(Available data Opens)
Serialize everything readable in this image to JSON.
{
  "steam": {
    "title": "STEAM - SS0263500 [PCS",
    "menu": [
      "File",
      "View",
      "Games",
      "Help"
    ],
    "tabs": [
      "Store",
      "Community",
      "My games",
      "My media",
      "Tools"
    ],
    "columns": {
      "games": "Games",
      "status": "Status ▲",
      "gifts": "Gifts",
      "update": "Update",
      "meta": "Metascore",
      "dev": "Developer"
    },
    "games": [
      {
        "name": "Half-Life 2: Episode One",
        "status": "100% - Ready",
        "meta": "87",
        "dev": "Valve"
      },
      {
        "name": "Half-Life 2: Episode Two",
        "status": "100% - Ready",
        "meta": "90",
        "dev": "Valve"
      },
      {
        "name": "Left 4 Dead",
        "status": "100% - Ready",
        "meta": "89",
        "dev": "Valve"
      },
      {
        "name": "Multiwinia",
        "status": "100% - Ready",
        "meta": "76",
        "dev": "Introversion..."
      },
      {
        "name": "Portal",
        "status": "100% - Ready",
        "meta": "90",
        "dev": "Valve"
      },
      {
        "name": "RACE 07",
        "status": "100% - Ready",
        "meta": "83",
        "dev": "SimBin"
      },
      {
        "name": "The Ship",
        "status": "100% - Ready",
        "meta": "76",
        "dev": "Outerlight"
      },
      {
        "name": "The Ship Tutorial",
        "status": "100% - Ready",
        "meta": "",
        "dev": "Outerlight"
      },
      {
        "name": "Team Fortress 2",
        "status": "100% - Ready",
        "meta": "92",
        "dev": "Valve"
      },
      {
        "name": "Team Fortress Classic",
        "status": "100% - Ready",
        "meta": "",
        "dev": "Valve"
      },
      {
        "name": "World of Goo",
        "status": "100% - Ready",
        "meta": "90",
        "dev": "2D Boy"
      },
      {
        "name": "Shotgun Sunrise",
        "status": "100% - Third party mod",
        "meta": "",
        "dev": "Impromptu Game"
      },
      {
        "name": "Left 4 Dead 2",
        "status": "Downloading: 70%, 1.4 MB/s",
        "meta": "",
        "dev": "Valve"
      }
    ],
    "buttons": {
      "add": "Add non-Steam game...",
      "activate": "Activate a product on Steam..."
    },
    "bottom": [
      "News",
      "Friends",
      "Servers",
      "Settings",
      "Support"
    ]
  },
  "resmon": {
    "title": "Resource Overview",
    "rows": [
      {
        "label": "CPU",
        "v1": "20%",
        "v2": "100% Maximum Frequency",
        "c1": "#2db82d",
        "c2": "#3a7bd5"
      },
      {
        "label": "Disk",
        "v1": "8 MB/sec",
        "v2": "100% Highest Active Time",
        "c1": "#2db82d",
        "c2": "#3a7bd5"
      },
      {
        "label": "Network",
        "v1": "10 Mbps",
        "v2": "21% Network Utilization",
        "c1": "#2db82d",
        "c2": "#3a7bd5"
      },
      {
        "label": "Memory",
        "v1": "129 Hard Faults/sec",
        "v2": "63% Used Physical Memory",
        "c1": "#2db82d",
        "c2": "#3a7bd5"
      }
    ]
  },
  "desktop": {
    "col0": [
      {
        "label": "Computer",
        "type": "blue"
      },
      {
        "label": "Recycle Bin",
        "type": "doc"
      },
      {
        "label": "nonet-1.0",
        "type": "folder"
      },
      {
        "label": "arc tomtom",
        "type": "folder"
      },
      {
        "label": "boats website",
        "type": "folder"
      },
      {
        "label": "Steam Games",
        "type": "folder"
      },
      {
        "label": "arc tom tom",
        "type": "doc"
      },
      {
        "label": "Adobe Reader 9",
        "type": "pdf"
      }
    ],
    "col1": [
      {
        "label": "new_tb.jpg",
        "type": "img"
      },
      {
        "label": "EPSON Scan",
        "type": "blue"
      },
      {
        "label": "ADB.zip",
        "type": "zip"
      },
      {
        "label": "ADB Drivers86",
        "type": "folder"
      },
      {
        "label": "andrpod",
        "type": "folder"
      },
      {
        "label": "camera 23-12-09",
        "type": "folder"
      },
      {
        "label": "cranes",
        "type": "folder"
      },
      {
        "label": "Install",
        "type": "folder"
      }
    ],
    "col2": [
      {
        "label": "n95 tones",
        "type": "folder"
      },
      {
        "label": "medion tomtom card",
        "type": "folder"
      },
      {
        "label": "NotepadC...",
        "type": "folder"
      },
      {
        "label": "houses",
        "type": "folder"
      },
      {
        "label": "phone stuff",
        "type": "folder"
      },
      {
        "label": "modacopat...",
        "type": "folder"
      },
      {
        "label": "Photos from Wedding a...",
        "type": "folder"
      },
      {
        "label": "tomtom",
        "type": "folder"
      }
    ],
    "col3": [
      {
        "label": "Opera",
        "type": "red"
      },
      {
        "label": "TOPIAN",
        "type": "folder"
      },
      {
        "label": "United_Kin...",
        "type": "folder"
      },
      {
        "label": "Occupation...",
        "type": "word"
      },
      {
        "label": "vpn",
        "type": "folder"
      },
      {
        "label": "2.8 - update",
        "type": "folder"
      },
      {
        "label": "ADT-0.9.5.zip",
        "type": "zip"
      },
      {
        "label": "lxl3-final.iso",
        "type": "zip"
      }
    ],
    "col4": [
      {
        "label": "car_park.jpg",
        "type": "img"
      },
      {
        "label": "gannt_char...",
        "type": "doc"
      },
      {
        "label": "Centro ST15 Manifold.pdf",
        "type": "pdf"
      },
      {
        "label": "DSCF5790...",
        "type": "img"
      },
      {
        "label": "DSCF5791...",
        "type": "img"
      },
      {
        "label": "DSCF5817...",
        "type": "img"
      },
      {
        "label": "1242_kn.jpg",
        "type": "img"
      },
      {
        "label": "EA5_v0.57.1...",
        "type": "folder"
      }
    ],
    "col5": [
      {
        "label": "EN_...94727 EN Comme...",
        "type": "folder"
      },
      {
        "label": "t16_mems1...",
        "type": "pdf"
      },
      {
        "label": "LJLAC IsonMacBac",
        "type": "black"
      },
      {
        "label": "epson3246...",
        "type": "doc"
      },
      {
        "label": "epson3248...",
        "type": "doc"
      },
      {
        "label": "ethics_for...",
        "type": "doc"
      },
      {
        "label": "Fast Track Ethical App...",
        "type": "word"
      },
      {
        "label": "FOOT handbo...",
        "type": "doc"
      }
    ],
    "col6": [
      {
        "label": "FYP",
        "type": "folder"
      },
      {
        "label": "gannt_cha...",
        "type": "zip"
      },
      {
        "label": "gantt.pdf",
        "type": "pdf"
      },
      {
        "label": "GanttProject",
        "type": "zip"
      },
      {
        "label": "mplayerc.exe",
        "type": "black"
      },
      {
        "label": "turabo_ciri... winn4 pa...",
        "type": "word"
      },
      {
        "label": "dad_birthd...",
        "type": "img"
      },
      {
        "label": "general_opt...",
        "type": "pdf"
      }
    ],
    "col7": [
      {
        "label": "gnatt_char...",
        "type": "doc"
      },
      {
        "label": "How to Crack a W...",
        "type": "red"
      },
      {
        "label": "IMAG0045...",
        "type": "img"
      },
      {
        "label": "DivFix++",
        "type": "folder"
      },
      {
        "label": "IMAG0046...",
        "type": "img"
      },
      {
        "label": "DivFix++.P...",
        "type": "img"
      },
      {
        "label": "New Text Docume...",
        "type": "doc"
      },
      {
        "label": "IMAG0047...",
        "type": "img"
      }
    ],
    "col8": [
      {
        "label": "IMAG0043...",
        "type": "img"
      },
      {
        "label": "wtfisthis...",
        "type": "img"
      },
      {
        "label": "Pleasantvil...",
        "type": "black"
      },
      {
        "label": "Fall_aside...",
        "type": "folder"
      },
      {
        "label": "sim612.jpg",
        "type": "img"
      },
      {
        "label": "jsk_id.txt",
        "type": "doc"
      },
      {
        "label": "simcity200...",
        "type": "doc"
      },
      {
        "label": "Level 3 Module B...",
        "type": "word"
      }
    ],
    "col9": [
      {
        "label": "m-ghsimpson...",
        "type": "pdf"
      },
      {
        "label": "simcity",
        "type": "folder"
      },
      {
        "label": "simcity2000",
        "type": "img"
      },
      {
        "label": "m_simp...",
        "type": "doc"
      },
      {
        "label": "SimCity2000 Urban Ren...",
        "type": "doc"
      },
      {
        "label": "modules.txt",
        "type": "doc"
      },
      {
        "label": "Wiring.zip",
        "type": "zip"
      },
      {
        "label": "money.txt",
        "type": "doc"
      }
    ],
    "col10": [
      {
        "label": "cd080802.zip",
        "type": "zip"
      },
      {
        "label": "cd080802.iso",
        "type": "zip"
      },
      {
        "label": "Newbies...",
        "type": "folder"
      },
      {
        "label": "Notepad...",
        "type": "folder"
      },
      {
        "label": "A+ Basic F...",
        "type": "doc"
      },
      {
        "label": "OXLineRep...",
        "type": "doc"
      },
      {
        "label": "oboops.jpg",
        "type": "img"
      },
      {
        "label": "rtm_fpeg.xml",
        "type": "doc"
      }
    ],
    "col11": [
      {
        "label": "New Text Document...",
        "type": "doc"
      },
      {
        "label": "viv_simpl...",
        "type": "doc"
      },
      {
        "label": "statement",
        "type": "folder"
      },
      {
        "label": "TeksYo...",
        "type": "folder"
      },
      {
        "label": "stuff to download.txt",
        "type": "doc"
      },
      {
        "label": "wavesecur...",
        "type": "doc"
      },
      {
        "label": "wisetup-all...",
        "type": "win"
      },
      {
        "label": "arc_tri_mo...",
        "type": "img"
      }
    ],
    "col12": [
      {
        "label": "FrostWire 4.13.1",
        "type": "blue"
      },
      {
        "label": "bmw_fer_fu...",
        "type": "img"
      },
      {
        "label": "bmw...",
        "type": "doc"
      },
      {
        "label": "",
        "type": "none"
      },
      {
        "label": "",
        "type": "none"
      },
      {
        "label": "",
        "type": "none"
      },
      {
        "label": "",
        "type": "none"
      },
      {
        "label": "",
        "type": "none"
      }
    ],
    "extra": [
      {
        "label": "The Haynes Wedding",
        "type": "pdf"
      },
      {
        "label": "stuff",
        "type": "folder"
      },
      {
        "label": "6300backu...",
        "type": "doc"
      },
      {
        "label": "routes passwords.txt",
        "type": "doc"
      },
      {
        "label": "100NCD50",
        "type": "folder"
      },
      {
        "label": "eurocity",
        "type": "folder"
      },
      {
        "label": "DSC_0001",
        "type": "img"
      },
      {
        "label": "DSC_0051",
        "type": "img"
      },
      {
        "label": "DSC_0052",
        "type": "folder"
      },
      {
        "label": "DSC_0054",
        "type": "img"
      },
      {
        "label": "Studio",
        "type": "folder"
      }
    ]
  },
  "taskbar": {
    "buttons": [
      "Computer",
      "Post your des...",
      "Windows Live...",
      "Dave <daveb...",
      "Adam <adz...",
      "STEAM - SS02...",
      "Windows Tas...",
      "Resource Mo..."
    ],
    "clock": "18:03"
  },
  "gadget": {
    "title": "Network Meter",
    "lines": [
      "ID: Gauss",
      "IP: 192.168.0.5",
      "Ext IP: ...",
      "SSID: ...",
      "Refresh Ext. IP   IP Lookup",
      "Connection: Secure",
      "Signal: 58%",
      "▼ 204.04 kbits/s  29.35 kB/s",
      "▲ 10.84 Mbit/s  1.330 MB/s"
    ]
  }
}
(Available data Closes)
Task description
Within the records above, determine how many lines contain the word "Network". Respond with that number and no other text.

Exercise result
3